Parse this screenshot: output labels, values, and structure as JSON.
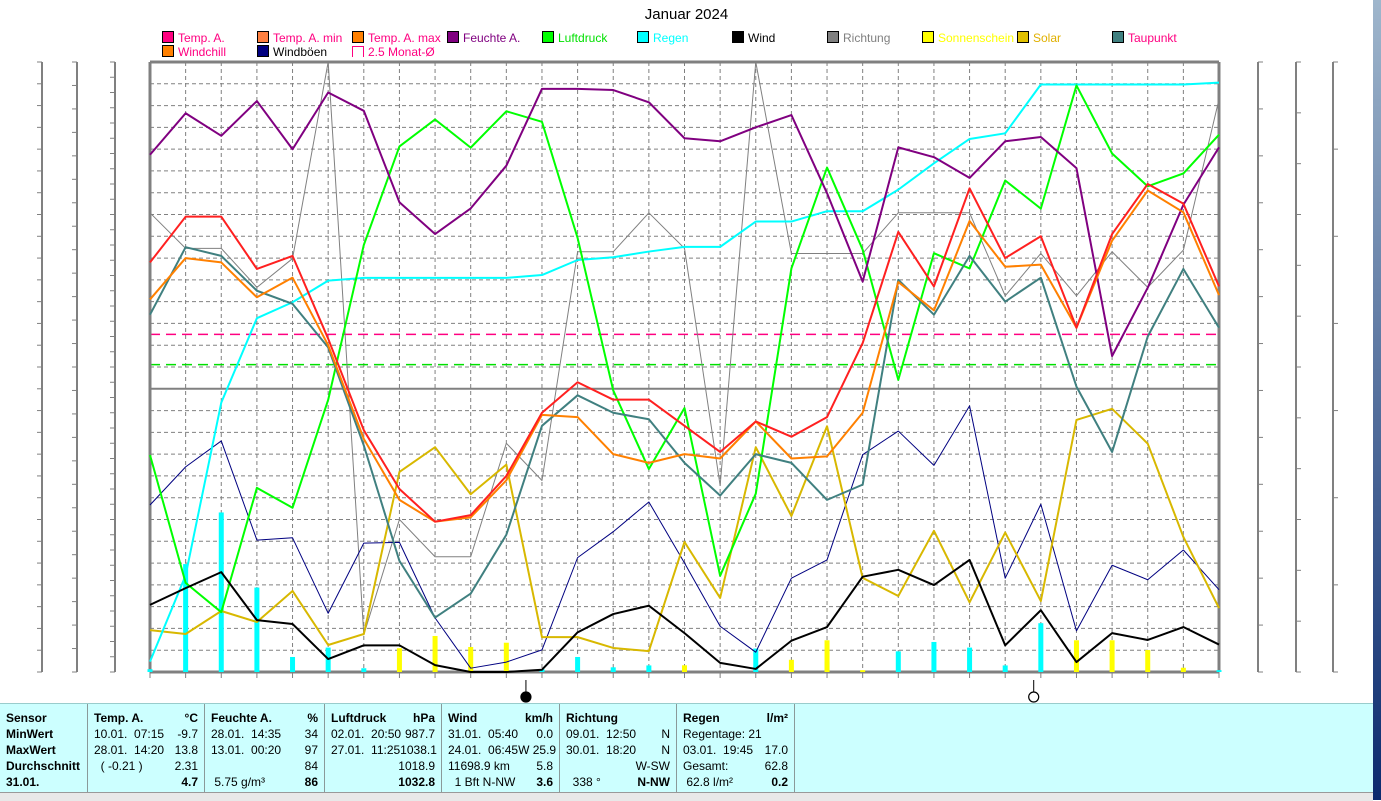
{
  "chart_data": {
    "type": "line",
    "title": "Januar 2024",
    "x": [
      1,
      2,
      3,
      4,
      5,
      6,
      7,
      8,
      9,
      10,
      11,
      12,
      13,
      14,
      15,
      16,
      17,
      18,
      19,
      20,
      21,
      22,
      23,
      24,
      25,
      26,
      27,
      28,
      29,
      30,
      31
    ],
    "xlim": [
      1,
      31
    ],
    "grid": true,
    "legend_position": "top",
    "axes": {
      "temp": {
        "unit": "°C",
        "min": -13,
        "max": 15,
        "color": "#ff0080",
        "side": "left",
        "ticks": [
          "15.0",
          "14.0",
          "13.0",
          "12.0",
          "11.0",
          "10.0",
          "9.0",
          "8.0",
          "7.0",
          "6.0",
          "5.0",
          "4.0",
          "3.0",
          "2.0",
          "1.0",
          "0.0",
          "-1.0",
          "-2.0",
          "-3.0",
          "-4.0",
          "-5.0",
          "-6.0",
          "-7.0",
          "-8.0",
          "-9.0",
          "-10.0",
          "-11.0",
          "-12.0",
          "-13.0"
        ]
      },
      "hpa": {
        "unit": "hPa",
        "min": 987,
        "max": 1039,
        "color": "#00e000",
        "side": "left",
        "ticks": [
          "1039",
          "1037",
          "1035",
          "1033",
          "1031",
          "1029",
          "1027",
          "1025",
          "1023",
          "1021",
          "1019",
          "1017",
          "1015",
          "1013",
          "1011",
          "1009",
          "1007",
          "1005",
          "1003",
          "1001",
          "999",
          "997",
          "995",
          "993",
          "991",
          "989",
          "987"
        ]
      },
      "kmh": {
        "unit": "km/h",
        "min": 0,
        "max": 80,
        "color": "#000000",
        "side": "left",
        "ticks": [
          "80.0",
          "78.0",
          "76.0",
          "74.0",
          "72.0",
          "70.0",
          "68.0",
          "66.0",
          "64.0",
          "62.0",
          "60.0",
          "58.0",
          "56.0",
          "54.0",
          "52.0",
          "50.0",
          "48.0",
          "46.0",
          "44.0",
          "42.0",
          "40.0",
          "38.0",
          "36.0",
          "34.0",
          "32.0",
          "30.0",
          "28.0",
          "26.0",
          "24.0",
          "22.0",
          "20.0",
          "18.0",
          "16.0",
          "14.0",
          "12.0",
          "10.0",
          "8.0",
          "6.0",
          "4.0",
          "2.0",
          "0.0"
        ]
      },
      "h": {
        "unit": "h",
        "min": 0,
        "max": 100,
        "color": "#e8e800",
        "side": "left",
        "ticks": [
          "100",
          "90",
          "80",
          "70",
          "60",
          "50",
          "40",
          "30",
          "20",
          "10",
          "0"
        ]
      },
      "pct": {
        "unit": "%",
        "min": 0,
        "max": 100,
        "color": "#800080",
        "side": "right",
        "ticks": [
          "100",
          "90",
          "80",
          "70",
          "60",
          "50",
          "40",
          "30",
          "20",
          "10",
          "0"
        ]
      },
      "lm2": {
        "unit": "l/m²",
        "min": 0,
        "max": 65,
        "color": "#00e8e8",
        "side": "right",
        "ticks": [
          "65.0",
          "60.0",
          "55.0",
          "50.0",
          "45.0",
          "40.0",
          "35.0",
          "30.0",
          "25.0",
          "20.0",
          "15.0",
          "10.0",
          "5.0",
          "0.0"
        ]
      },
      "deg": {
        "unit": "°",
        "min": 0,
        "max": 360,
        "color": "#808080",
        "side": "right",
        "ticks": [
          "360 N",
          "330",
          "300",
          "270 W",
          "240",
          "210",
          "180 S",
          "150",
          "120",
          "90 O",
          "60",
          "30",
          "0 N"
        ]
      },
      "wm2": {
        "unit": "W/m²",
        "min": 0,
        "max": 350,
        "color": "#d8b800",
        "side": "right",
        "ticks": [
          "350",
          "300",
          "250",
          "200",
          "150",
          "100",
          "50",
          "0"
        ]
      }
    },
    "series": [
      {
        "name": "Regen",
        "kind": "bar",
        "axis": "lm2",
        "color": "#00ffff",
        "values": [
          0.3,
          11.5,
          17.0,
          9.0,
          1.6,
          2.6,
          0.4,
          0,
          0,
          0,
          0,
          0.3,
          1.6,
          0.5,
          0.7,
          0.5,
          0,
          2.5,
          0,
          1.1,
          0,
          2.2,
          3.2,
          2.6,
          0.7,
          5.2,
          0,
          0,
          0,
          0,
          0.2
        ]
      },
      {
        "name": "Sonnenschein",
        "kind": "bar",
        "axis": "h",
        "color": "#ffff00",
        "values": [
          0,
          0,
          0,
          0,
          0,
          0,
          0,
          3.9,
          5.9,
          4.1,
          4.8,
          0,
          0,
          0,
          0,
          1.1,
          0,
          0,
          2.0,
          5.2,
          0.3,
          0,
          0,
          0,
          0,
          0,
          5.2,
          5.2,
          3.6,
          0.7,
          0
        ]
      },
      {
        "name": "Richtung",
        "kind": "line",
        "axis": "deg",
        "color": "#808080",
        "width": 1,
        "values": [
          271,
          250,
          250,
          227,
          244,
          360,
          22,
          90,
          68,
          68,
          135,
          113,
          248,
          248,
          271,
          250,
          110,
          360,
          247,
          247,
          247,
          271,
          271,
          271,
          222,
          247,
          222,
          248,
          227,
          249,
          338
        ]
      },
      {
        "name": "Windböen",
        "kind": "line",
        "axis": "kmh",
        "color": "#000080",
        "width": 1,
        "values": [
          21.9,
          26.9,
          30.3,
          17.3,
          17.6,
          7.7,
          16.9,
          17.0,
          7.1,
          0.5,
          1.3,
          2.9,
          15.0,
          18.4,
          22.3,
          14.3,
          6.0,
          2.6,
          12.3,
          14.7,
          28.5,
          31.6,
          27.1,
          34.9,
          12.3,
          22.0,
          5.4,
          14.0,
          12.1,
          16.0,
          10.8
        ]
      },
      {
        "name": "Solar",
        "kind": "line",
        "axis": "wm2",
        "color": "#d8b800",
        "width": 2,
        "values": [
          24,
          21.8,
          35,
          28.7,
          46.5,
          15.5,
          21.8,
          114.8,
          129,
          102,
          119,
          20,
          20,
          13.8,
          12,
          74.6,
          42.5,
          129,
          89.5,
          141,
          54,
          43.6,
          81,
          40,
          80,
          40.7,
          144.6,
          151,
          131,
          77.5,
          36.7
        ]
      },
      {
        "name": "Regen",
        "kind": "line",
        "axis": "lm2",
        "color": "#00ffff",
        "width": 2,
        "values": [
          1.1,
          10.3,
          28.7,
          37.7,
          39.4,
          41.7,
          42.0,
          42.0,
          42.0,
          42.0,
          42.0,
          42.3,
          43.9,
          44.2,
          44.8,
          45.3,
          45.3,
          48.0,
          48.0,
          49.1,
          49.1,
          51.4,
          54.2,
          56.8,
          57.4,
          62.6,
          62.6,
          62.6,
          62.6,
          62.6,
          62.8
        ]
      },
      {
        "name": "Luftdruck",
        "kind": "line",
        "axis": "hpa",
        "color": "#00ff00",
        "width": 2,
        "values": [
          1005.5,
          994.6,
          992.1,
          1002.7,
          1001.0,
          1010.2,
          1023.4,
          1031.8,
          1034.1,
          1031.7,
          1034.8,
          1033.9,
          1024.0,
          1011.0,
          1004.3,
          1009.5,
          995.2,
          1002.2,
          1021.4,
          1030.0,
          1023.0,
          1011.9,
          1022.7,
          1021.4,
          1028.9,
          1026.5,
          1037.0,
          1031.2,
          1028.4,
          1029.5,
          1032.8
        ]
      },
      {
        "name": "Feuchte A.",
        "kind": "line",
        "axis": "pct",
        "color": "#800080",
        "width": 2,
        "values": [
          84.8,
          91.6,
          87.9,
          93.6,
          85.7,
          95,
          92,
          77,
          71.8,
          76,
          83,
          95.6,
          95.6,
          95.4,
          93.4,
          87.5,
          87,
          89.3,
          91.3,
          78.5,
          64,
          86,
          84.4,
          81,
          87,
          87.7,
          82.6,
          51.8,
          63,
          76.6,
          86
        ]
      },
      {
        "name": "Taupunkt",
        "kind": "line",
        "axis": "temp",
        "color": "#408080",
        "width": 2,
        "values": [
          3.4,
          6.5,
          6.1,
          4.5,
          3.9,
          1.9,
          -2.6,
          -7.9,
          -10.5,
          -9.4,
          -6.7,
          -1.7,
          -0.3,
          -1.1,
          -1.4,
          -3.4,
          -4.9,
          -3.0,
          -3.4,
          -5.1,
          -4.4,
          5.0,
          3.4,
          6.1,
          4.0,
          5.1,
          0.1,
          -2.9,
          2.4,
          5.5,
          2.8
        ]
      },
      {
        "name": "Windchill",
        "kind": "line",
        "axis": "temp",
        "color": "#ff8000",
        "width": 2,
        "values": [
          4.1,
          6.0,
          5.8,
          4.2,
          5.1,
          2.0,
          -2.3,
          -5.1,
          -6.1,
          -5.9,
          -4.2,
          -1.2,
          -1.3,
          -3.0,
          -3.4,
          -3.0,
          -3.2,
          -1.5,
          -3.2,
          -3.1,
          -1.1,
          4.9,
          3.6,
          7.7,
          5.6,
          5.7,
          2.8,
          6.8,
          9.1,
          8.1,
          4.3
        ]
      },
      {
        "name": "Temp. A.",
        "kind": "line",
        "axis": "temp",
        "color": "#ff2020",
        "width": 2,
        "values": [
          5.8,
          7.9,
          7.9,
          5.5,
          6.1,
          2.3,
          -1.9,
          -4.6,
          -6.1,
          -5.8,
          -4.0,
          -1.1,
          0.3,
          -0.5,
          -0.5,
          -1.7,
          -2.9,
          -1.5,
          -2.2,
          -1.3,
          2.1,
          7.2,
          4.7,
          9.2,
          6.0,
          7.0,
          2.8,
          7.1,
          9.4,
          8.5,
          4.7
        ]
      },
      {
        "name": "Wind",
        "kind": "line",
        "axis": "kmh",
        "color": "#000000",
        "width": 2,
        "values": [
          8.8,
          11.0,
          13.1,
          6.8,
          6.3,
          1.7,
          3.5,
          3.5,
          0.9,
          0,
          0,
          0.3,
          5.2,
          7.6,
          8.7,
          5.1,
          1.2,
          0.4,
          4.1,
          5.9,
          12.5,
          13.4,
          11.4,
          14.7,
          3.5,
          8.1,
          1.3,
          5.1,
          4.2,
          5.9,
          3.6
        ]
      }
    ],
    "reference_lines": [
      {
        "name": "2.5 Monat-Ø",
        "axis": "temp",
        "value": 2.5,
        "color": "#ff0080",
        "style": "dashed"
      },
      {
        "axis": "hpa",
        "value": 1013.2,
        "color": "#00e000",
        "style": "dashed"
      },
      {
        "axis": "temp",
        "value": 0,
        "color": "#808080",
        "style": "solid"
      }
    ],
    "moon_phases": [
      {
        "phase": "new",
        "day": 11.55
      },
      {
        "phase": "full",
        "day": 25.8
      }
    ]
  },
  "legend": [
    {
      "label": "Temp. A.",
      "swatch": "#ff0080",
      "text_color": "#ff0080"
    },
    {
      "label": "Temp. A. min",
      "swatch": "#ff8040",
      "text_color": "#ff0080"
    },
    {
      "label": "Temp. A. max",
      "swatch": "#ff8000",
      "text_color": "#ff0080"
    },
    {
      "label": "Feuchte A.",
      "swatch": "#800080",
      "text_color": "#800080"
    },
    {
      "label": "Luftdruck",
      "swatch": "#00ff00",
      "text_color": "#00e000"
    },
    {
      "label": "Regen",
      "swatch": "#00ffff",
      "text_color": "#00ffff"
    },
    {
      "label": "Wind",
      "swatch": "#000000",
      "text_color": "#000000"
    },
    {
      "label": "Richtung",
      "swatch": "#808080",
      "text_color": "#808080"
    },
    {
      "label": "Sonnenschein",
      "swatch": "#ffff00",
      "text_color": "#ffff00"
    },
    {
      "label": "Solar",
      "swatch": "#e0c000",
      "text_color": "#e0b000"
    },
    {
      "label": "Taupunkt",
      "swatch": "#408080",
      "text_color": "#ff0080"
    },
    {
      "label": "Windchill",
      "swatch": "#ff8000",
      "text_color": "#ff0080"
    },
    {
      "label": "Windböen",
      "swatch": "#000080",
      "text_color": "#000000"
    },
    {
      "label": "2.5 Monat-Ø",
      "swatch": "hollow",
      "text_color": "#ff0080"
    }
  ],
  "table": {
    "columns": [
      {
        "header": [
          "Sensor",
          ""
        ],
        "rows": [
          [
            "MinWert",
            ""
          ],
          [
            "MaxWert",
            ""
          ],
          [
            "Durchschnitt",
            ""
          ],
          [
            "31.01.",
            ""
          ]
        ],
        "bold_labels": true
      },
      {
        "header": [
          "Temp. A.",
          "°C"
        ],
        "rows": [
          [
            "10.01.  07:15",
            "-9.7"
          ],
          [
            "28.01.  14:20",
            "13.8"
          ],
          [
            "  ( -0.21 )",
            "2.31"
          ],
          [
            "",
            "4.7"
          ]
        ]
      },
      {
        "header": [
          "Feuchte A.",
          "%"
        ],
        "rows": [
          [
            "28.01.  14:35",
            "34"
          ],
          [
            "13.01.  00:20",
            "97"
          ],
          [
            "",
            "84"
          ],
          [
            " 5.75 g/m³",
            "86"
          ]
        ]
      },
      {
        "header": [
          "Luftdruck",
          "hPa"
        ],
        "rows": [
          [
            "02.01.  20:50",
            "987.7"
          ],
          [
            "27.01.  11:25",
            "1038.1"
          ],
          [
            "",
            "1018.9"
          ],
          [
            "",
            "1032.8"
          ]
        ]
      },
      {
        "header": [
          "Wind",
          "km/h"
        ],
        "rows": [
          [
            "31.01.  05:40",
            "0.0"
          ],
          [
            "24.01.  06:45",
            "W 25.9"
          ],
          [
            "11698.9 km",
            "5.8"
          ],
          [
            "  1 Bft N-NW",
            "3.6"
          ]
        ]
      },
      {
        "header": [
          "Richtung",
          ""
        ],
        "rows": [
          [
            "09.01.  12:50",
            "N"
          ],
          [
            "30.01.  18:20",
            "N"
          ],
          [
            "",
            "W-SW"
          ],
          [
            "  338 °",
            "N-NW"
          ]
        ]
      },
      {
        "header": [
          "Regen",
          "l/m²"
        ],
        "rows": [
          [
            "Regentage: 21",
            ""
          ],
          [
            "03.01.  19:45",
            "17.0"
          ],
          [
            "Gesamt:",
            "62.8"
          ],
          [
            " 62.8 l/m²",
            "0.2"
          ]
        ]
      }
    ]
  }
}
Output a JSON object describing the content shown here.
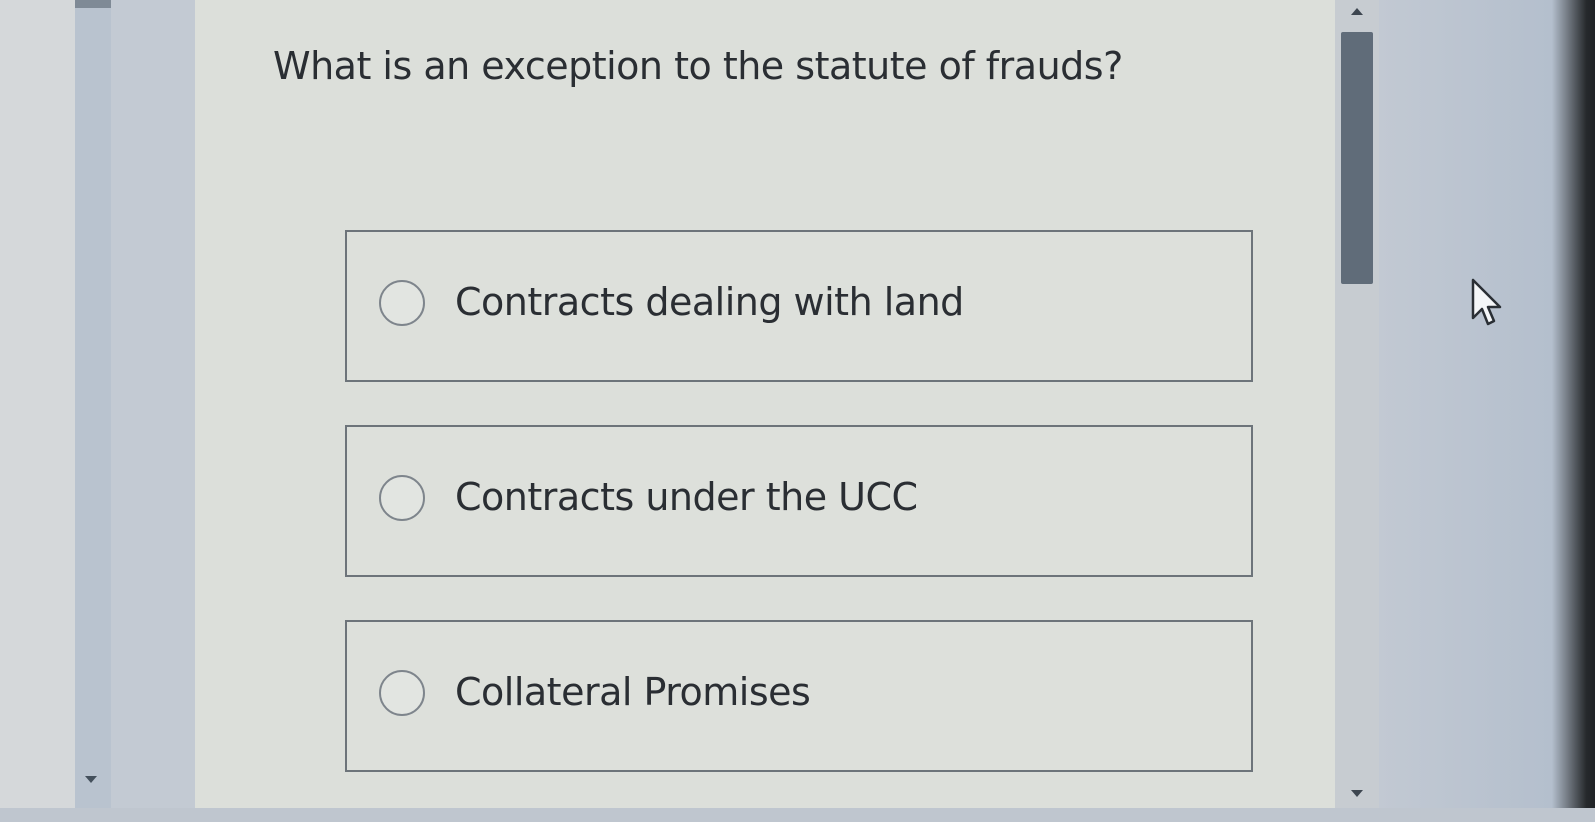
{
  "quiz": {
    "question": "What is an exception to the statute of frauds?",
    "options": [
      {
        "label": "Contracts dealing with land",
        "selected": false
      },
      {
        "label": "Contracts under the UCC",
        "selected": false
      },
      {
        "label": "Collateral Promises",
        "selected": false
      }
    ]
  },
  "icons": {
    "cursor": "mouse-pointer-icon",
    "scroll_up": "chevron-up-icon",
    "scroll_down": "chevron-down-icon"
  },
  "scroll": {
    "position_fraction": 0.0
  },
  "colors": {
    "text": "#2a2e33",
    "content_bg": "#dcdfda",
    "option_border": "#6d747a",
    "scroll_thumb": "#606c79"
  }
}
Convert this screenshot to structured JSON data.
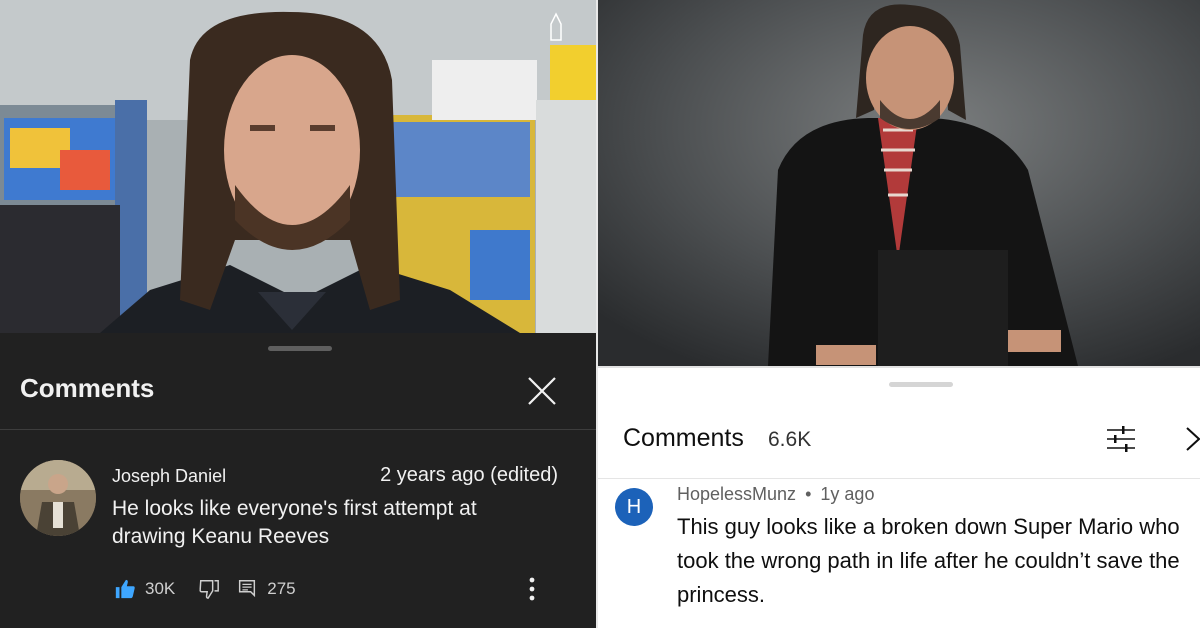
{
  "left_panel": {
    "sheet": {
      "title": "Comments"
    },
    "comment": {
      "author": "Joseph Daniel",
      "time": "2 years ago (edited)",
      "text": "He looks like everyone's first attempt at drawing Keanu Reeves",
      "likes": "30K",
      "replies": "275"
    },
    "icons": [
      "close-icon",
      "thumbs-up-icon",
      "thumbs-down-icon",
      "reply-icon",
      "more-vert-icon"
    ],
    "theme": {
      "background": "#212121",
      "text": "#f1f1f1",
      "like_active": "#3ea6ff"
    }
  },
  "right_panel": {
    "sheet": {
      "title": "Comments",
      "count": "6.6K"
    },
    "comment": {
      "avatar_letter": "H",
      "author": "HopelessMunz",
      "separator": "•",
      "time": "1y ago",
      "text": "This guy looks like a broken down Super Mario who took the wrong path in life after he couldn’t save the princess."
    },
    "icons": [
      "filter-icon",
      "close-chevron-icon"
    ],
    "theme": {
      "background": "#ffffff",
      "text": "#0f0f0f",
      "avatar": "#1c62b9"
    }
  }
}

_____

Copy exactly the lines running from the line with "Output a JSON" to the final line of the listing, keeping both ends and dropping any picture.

Output a JSON object describing the content shown here.
{
  "quiz": {
    "question": "What is an exception to the statute of frauds?",
    "options": [
      {
        "label": "Contracts dealing with land",
        "selected": false
      },
      {
        "label": "Contracts under the UCC",
        "selected": false
      },
      {
        "label": "Collateral Promises",
        "selected": false
      }
    ]
  },
  "icons": {
    "cursor": "mouse-pointer-icon",
    "scroll_up": "chevron-up-icon",
    "scroll_down": "chevron-down-icon"
  },
  "scroll": {
    "position_fraction": 0.0
  },
  "colors": {
    "text": "#2a2e33",
    "content_bg": "#dcdfda",
    "option_border": "#6d747a",
    "scroll_thumb": "#606c79"
  }
}
Convert this screenshot to structured JSON data.
{
  "left_panel": {
    "sheet": {
      "title": "Comments"
    },
    "comment": {
      "author": "Joseph Daniel",
      "time": "2 years ago (edited)",
      "text": "He looks like everyone's first attempt at drawing Keanu Reeves",
      "likes": "30K",
      "replies": "275"
    },
    "icons": [
      "close-icon",
      "thumbs-up-icon",
      "thumbs-down-icon",
      "reply-icon",
      "more-vert-icon"
    ],
    "theme": {
      "background": "#212121",
      "text": "#f1f1f1",
      "like_active": "#3ea6ff"
    }
  },
  "right_panel": {
    "sheet": {
      "title": "Comments",
      "count": "6.6K"
    },
    "comment": {
      "avatar_letter": "H",
      "author": "HopelessMunz",
      "separator": "•",
      "time": "1y ago",
      "text": "This guy looks like a broken down Super Mario who took the wrong path in life after he couldn’t save the princess."
    },
    "icons": [
      "filter-icon",
      "close-chevron-icon"
    ],
    "theme": {
      "background": "#ffffff",
      "text": "#0f0f0f",
      "avatar": "#1c62b9"
    }
  }
}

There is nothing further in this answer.